The Astrogator is an electro-mechanical device or object standing 2.46 metres tall. Size of model is 420mm tall.


The Astrogator was inspired from observing some scrap medical plastic components in 1986. Instantly a mental image formed and a quick sketch was made of the essential elements. From this rough drawing, a detailed precision rendering was made.


The Astrogator consists of an upper caged cylindrical section capped by transparent hemispheres and sits within a tripod-like frame arrangement surrounding another caged cylindrical core-like component. On top is an illuminated beacon. The upper central unit has a transparent band by which a fibre optic lights can be seen running around. Within the lower transparent hemisphere is a conical-shaped disc which rotates when activated. The lower core has two ribbed sections surrounded by tubes. These sections are translucent and can be illuminated. At the base is a red light.

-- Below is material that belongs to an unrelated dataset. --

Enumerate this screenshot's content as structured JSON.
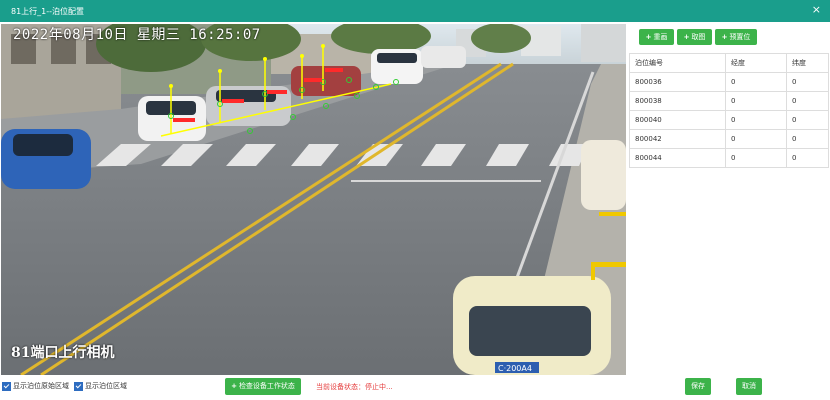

The Astrogator can be divided into several main sections – the upper section (with detachable acrylic hemispheres), the acrylic table-top, each of the three legs can be detached to reveal the lower core. Each section can be electrically connected to all the other sections, and powered from the mains.


The unit is thought to represent some kind of navigational device, hence the name “astrogator”. Alternatively, it could represent some kind of power unit.




·        Unusual tripod-like leg arrangement holding distinctly upper and lower elements.

·        Design is both ancient and futuristic in appearance, but not representative of any particular technology or time period.

·        Function of device is not immediately clear, there is no apparent control mechanisms or displays.

·        Appears to address a standing human operator or observer.

·        Centralised location or placement implied due to the fact that there is no front or back to unit.



The astrogator design was not premeditated or planned, but was conceived of instantaneously without any knowledge of what the object could represent.  


Conception by Jeffrey Siedler in 1986


Sydney , Australia .